Opponents against a bill that restricts religious freedoms win small victory as they seek to overturn the widely condemned law.
A Canadian court has struck down elements of a controversial piece of legislation that restricted the religious rights of public sector employees wearing religious attire in French Quebec.
One Canadian academic of Sikh heritage called the decision “a small victory in the fight to eliminate one of the most discriminatory and xenophobic laws in Canada.”
The Quebec superior court ruled that the region’s secularism law violates the basic rights of minorities, however, it upheld major tenants of it anyway, much to the dismay of opponents.
The ruling struck down one contentious part of the law – that government employees are banned from wearing religious symbols – which it said can’t be applied to English schools.
But critics of Quebec’s secularism law were surprised by the judge’s decision to recognise discrimination and affirm it.
“Welcome to Canada, a nation where a Justice ruled that the #Quebec government has the right to restrict the religious symbols worn by public sector employees including teachers, police officers, and lawyers,” said one activist.
Bill 21, which is the official name of the secularism law in the predominantly French region of Quebec, has been widely criticised since it was passed in 2019.
It is seen as discriminating against religious minorities who wear conspicuous religious symbols, particularly Muslim women and Sikhs.

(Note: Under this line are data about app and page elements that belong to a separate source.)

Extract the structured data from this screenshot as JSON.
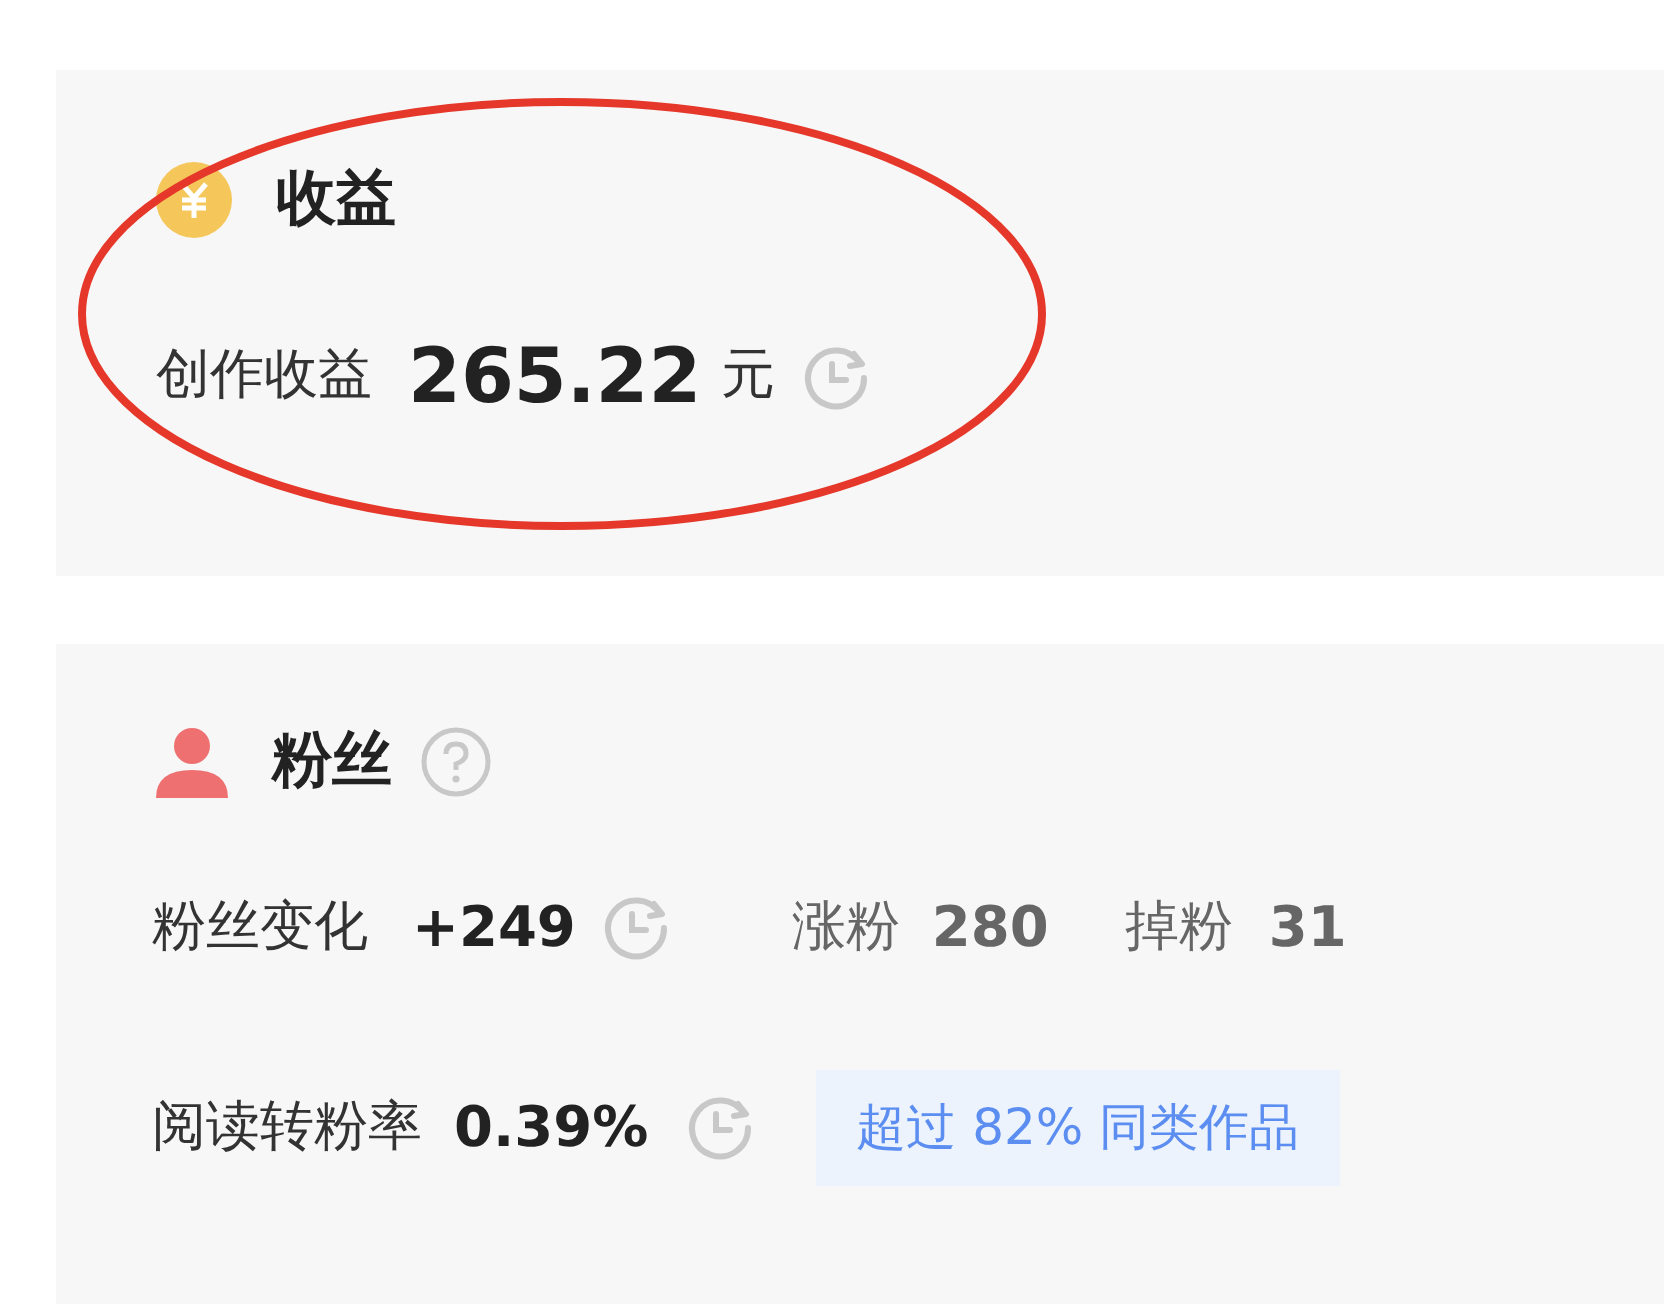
{
  "income": {
    "title": "收益",
    "label": "创作收益",
    "value": "265.22",
    "unit": "元"
  },
  "fans": {
    "title": "粉丝",
    "change_label": "粉丝变化",
    "change_value": "+249",
    "gain_label": "涨粉",
    "gain_value": "280",
    "loss_label": "掉粉",
    "loss_value": "31",
    "rate_label": "阅读转粉率",
    "rate_value": "0.39%",
    "rate_badge": "超过 82% 同类作品"
  }
}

Quebec is a predominantly Catholic region of Canada and has adopted a rigid form of secularism – an import from France.
The 240-page ruling comes as the Quebec government has been on the defensive explaining why the bill was necessary.
The government believes that without the bill, the region’s French version of secularism, known for being rigid and restrictive, would be threatened by the increasingly multicultural face of Quebec.
Proponents of the bill were also disappointed by the court’s ruling that English schools were exempt from applying religious restrictions on their staff. The verdict effectively creates parallel laws along linguistic lines in the region.
“The fact that the law is unconstitutional as applied to the minority language schools…shows how irrational the law really is and should be struck down,” said one legal professor.
Even though the court didn’t change much to the rest of the bill, opponents feel that the decision has affirmed that the law is discriminatory.
“As a Muslim woman of colour living in #Quebec, today’s announcement on #Bill21 and the #GeorgeFloydverdict are tiny glimmers of hope and reminders of the work that still needs to be done,” said a campaigner against the bill.
Many Canadian politicians have also spoken out against the law, which doesn’t apply to the rest of the country.
The country’s Prime Minister Justin Trudeau has also spoken out against the bill as an imposition on the rights of religious minorities.
Following the ruling, one local politician, Patrick Brown, urged campaigners to continue their fight against the bill.
“The Quebec Superior Court decision today was a step forward in striking down aspects of #Bill21 but we need to go further. Bill 21 should be deemed unconstitutional in its entirety,” he said.
“In Canada, it shouldn’t matter the God you worship. Everyone should have the same opportunities regardless of their faith. No one should have to hide their identity,” added Brown.
A study in 2018 found that the Quebec region has some of the most negative attitudes towards Muslims in Canada.
While there are anti-Musim views in the rest of the country, the French Quebec region stood out with more than 57 percent of respondents having negative views of Muslims.
According to a 2017 poll more than 32 percent of people living in Quebec believe Muslims should be banned from entering the country, as opposed to 23 percent in the wider population.
The regions increasingly anti-Muslim hostility culminated in Quebec City mosque mass shooting in 2017 which left 6 worshipers dead and five injured. The gunman’s motives were driven by Islamophobia.